Given data —

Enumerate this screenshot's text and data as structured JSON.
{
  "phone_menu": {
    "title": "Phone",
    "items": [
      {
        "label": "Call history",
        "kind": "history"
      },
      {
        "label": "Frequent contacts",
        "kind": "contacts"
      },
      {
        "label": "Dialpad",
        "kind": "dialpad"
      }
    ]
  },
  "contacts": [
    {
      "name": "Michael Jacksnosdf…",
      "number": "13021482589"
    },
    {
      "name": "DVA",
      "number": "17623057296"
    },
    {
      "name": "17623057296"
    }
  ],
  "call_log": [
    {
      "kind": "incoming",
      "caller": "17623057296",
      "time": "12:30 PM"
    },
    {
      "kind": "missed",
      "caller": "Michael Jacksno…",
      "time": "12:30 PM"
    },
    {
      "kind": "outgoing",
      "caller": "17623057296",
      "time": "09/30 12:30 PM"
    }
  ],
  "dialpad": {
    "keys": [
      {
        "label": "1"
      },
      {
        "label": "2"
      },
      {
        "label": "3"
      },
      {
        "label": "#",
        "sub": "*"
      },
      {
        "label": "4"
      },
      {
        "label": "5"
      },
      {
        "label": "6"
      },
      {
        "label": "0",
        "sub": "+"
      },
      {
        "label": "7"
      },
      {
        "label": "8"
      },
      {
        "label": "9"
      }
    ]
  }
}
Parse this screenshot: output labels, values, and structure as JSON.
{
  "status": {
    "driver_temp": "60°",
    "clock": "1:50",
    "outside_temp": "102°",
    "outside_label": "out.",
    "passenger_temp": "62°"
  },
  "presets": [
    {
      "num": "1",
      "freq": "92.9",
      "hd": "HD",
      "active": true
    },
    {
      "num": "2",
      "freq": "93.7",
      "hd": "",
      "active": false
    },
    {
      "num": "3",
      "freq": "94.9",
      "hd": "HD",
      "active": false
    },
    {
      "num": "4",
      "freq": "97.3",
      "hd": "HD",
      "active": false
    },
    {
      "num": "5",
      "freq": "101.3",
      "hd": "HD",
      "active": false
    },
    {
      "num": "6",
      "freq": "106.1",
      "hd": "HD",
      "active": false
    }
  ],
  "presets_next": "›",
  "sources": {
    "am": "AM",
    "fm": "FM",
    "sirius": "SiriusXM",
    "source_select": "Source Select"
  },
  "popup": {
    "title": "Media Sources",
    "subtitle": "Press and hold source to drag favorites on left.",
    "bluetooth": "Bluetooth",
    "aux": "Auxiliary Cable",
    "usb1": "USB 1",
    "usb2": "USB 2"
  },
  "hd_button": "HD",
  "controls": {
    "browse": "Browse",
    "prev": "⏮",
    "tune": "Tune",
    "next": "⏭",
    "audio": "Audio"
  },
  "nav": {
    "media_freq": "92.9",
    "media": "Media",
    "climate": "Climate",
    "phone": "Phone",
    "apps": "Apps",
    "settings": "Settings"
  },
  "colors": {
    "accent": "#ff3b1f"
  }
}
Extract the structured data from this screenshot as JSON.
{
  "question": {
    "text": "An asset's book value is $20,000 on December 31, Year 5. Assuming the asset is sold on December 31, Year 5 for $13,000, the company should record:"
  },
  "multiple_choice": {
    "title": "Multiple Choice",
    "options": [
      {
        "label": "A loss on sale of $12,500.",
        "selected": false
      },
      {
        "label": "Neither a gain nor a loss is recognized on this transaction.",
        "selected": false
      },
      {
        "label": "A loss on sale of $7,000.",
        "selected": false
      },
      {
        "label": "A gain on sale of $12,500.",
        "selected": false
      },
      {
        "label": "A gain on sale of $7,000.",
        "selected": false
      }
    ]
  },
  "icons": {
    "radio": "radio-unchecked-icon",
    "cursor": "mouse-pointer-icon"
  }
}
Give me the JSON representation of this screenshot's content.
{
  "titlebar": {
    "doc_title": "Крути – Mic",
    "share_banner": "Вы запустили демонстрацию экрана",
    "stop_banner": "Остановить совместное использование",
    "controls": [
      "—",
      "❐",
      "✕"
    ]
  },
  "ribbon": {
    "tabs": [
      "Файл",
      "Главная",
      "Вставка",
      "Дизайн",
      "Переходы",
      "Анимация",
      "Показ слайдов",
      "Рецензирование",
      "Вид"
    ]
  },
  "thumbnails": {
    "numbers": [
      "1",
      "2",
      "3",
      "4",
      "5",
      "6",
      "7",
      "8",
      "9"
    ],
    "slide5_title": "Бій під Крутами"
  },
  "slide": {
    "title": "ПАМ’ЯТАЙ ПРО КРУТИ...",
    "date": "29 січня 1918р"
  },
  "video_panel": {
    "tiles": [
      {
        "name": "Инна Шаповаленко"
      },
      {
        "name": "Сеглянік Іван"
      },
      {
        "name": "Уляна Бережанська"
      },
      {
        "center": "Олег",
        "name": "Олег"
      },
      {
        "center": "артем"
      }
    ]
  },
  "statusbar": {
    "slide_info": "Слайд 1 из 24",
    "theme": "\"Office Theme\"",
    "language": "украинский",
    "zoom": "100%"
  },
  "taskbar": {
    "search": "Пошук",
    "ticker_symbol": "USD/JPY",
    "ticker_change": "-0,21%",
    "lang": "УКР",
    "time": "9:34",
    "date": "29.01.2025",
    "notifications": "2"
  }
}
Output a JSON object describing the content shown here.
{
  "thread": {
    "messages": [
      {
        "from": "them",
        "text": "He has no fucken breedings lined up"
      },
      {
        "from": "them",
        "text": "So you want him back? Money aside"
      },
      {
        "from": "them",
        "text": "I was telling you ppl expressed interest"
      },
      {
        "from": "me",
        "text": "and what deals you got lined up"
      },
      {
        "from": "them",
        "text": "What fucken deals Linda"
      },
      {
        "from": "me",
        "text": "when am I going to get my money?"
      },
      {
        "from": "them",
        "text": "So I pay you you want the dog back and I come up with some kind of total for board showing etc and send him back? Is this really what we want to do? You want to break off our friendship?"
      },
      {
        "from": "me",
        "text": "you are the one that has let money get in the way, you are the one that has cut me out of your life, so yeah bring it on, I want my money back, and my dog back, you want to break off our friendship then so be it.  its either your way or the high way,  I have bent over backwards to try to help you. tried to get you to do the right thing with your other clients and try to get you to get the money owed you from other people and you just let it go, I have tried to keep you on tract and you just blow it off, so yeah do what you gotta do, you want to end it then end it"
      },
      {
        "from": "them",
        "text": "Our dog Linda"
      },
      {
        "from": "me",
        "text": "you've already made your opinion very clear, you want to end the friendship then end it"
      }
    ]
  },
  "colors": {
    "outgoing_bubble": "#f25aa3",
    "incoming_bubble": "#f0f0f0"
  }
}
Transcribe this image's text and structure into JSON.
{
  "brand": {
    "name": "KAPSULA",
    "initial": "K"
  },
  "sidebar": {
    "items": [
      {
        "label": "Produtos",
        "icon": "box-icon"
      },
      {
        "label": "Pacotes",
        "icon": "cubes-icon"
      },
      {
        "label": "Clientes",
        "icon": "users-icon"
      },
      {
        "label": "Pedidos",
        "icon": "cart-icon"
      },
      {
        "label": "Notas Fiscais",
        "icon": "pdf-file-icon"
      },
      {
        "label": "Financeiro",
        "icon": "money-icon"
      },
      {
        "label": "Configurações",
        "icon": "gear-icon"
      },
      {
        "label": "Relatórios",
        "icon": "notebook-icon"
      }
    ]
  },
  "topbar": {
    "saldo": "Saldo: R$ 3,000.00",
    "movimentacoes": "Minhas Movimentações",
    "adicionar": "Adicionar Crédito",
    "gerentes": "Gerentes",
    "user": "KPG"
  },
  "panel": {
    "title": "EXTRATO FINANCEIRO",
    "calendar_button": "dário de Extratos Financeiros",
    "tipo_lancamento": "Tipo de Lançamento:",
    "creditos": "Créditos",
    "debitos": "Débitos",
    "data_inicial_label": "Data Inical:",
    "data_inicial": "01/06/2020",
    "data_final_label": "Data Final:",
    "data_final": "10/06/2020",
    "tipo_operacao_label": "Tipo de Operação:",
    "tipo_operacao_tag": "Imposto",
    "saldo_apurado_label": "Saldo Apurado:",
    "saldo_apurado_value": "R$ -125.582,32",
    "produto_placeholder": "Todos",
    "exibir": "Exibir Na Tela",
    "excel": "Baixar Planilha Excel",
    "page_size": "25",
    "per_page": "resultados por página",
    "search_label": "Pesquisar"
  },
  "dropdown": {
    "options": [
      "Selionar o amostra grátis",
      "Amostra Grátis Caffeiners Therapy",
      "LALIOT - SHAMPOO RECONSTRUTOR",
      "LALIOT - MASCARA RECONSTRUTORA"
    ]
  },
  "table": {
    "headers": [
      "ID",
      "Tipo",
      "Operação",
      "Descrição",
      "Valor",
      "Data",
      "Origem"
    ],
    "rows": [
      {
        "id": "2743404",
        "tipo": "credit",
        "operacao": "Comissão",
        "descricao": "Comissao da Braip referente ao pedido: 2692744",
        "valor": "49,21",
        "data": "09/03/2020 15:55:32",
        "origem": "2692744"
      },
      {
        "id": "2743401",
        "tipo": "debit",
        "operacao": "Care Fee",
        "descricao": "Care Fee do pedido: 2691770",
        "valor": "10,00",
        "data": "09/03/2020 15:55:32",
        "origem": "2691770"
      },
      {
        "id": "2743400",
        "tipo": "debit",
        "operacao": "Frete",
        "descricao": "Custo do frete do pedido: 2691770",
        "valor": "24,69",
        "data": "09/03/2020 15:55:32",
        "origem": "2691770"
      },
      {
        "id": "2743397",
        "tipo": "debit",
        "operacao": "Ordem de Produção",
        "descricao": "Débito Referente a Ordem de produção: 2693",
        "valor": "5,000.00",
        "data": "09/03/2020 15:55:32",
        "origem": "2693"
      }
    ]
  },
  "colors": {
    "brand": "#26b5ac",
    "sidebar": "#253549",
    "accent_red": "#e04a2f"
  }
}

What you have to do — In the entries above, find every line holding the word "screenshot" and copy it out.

Response area —
Enumerate this screenshot's text and data as structured JSON.
Parse this screenshot: output labels, values, and structure as JSON.
Extract the structured data from this screenshot as JSON.
Give me the JSON representation of this screenshot's content.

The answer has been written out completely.